    • UncleSam says:

      correction: One or two may go out 100′s of miles but they are not represenative of the larger fishing community and do so at alot of risk and expense. It certainly is not a sustainable venture to travel 100′s of mile to fish. None can prove otherwise.

    • Onion says:

      It is already a protected zone under existing laws and qualifies as a marine reserve as-is.

      • mohawk says:

        agreed. the concept sounds like a way for insurance companies to quantify the area so we end up paying for it. new business for them.

  3. sugra says:

    Thank you, Mr. Premier, for the most reasoned and rational response from Government on this matter to date. The data simply is not there, despite what some interests would have us believe.

    Bravo

    • unclesam says:

      what data are you looking for exactly? Some very intellegent people would argue that all the data neccesary IS there.

      • sugra says:

        @ uncle sam

        Find all the question marks in your lengthy first post. The answers you’re asking for are just some of the missing data. Notwithstanding that they are framed by unconstructive hyberbole and conjecture, most of your questions are valid ones.

        The Premier got down to brass tacks here:

        “This One Bermuda Alliance administration contends that this opportunity is of such significance that perceptions of biased and unreliable information, shallow due diligence and subjective assertions ought not to be relied upon to make such an important decision.”

        If you can’ t accept the wisdom of that approach, I don’t know what else to tell you.

  4. Unbelievable says:

    I think this is good news. The consultation last year was much too short. I also want Bermudians who are interested in this issue to understand that the Blue Halo initiative, although well intentioned, is not the only option. I’m glad Premier Dunkley made some kind of mention of that.

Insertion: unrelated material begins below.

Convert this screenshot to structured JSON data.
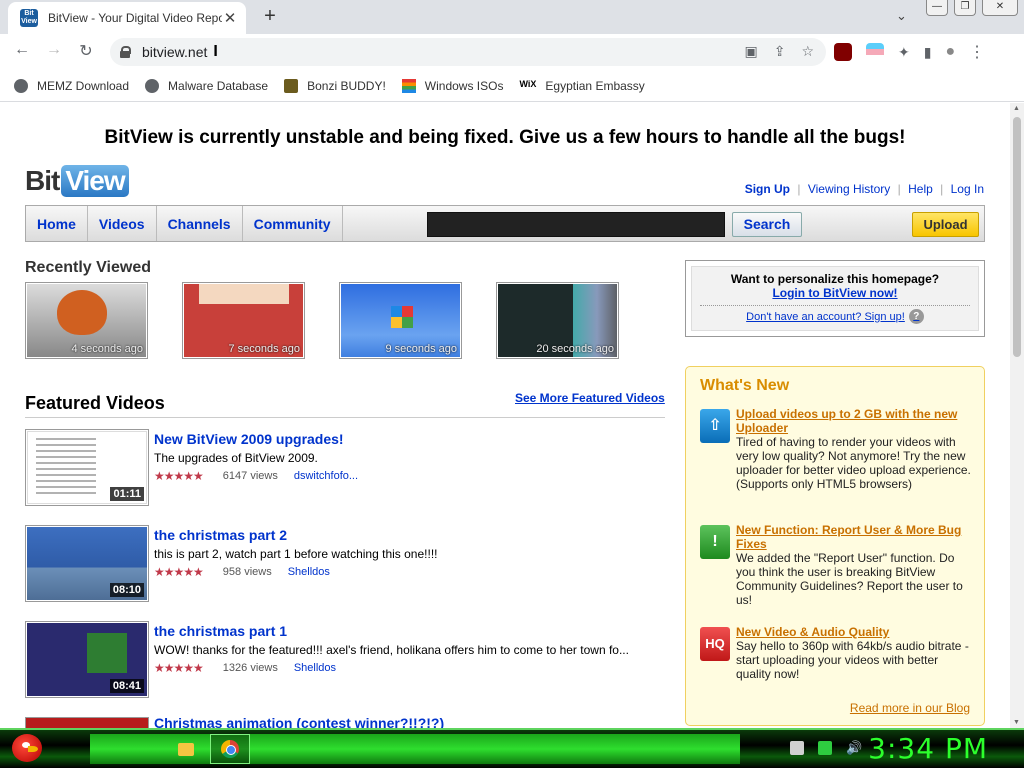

We should be giving input when the time comes again.

  5. Alvin Williams says:

    For once I am going to throw my support behind a policy decision of this government.
    There is move afoot to close off any effort to examine any other option accept that advocated by the blue halo point of view.
    I do not agree with the closing down of Bermuda’s EEC without fully examining what could be under the waters around Bermuda and that includes the possibility of deep sea mining.
    Other countries have embarked on such a path and some have the potential to reap economic benefits; Bermuda should not close itself off to any such benefit.